(Beginning of INPUT MATERIAL)

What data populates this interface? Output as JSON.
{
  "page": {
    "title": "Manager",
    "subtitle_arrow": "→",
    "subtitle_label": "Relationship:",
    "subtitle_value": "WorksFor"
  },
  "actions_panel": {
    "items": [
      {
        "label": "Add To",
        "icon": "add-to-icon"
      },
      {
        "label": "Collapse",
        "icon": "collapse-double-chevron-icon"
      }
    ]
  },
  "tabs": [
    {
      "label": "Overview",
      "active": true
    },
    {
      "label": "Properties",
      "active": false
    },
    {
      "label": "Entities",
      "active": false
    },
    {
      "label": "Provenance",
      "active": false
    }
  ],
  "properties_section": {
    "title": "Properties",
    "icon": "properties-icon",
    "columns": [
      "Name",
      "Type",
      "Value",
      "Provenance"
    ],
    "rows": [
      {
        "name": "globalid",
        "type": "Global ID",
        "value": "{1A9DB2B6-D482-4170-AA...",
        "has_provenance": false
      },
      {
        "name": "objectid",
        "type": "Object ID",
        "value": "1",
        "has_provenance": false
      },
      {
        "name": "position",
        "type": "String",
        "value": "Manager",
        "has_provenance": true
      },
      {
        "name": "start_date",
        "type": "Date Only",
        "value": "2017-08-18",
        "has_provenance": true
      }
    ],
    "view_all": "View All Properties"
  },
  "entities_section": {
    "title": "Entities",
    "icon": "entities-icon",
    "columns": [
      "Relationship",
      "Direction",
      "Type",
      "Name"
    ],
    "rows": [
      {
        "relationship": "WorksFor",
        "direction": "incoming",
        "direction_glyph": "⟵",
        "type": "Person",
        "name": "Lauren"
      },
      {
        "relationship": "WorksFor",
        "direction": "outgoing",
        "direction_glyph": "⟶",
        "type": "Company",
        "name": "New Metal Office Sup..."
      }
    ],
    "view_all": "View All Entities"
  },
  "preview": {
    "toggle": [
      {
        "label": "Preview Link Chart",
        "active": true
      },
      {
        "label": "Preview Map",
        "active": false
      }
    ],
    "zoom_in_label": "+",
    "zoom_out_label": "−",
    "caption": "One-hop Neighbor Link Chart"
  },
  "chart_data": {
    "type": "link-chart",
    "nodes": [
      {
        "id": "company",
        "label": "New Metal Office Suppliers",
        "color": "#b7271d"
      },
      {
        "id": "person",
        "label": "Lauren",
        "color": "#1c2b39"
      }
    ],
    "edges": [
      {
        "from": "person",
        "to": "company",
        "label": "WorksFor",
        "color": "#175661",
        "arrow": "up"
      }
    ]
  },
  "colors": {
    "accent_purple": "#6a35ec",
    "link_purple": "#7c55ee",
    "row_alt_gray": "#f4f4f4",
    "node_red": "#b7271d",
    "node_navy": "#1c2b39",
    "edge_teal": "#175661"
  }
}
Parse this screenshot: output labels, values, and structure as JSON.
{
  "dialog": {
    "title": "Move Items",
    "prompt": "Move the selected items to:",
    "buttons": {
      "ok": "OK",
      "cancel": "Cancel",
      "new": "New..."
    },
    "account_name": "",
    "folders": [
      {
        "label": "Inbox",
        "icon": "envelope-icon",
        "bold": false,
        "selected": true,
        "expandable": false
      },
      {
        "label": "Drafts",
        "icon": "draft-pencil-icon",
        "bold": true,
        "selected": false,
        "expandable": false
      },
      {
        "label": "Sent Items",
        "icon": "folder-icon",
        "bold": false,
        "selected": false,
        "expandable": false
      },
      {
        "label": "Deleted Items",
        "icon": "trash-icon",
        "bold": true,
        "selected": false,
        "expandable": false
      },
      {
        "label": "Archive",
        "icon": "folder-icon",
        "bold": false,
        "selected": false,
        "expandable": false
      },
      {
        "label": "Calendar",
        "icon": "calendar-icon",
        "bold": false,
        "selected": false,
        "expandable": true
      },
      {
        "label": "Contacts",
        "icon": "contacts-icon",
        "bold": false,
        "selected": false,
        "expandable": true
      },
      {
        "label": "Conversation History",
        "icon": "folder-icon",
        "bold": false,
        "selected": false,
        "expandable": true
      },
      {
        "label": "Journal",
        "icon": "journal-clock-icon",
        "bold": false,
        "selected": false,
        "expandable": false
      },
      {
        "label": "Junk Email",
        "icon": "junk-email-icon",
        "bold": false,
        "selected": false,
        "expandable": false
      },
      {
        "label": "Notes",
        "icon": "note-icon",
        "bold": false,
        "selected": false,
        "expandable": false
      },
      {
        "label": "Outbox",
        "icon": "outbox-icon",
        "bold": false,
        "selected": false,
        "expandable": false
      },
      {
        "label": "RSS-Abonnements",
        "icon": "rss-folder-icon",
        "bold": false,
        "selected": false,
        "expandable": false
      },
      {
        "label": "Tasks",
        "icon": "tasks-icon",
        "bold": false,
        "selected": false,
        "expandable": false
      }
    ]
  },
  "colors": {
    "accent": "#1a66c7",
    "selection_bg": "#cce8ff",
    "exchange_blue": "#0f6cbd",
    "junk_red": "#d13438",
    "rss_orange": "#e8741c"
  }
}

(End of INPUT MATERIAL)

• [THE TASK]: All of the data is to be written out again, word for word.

• [REPLY]:
What data populates this interface? Output as JSON.
{
  "page": {
    "title": "Manager",
    "subtitle_arrow": "→",
    "subtitle_label": "Relationship:",
    "subtitle_value": "WorksFor"
  },
  "actions_panel": {
    "items": [
      {
        "label": "Add To",
        "icon": "add-to-icon"
      },
      {
        "label": "Collapse",
        "icon": "collapse-double-chevron-icon"
      }
    ]
  },
  "tabs": [
    {
      "label": "Overview",
      "active": true
    },
    {
      "label": "Properties",
      "active": false
    },
    {
      "label": "Entities",
      "active": false
    },
    {
      "label": "Provenance",
      "active": false
    }
  ],
  "properties_section": {
    "title": "Properties",
    "icon": "properties-icon",
    "columns": [
      "Name",
      "Type",
      "Value",
      "Provenance"
    ],
    "rows": [
      {
        "name": "globalid",
        "type": "Global ID",
        "value": "{1A9DB2B6-D482-4170-AA...",
        "has_provenance": false
      },
      {
        "name": "objectid",
        "type": "Object ID",
        "value": "1",
        "has_provenance": false
      },
      {
        "name": "position",
        "type": "String",
        "value": "Manager",
        "has_provenance": true
      },
      {
        "name": "start_date",
        "type": "Date Only",
        "value": "2017-08-18",
        "has_provenance": true
      }
    ],
    "view_all": "View All Properties"
  },
  "entities_section": {
    "title": "Entities",
    "icon": "entities-icon",
    "columns": [
      "Relationship",
      "Direction",
      "Type",
      "Name"
    ],
    "rows": [
      {
        "relationship": "WorksFor",
        "direction": "incoming",
        "direction_glyph": "⟵",
        "type": "Person",
        "name": "Lauren"
      },
      {
        "relationship": "WorksFor",
        "direction": "outgoing",
        "direction_glyph": "⟶",
        "type": "Company",
        "name": "New Metal Office Sup..."
      }
    ],
    "view_all": "View All Entities"
  },
  "preview": {
    "toggle": [
      {
        "label": "Preview Link Chart",
        "active": true
      },
      {
        "label": "Preview Map",
        "active": false
      }
    ],
    "zoom_in_label": "+",
    "zoom_out_label": "−",
    "caption": "One-hop Neighbor Link Chart"
  },
  "chart_data": {
    "type": "link-chart",
    "nodes": [
      {
        "id": "company",
        "label": "New Metal Office Suppliers",
        "color": "#b7271d"
      },
      {
        "id": "person",
        "label": "Lauren",
        "color": "#1c2b39"
      }
    ],
    "edges": [
      {
        "from": "person",
        "to": "company",
        "label": "WorksFor",
        "color": "#175661",
        "arrow": "up"
      }
    ]
  },
  "colors": {
    "accent_purple": "#6a35ec",
    "link_purple": "#7c55ee",
    "row_alt_gray": "#f4f4f4",
    "node_red": "#b7271d",
    "node_navy": "#1c2b39",
    "edge_teal": "#175661"
  }
}
Parse this screenshot: output labels, values, and structure as JSON.
{
  "dialog": {
    "title": "Move Items",
    "prompt": "Move the selected items to:",
    "buttons": {
      "ok": "OK",
      "cancel": "Cancel",
      "new": "New..."
    },
    "account_name": "",
    "folders": [
      {
        "label": "Inbox",
        "icon": "envelope-icon",
        "bold": false,
        "selected": true,
        "expandable": false
      },
      {
        "label": "Drafts",
        "icon": "draft-pencil-icon",
        "bold": true,
        "selected": false,
        "expandable": false
      },
      {
        "label": "Sent Items",
        "icon": "folder-icon",
        "bold": false,
        "selected": false,
        "expandable": false
      },
      {
        "label": "Deleted Items",
        "icon": "trash-icon",
        "bold": true,
        "selected": false,
        "expandable": false
      },
      {
        "label": "Archive",
        "icon": "folder-icon",
        "bold": false,
        "selected": false,
        "expandable": false
      },
      {
        "label": "Calendar",
        "icon": "calendar-icon",
        "bold": false,
        "selected": false,
        "expandable": true
      },
      {
        "label": "Contacts",
        "icon": "contacts-icon",
        "bold": false,
        "selected": false,
        "expandable": true
      },
      {
        "label": "Conversation History",
        "icon": "folder-icon",
        "bold": false,
        "selected": false,
        "expandable": true
      },
      {
        "label": "Journal",
        "icon": "journal-clock-icon",
        "bold": false,
        "selected": false,
        "expandable": false
      },
      {
        "label": "Junk Email",
        "icon": "junk-email-icon",
        "bold": false,
        "selected": false,
        "expandable": false
      },
      {
        "label": "Notes",
        "icon": "note-icon",
        "bold": false,
        "selected": false,
        "expandable": false
      },
      {
        "label": "Outbox",
        "icon": "outbox-icon",
        "bold": false,
        "selected": false,
        "expandable": false
      },
      {
        "label": "RSS-Abonnements",
        "icon": "rss-folder-icon",
        "bold": false,
        "selected": false,
        "expandable": false
      },
      {
        "label": "Tasks",
        "icon": "tasks-icon",
        "bold": false,
        "selected": false,
        "expandable": false
      }
    ]
  },
  "colors": {
    "accent": "#1a66c7",
    "selection_bg": "#cce8ff",
    "exchange_blue": "#0f6cbd",
    "junk_red": "#d13438",
    "rss_orange": "#e8741c"
  }
}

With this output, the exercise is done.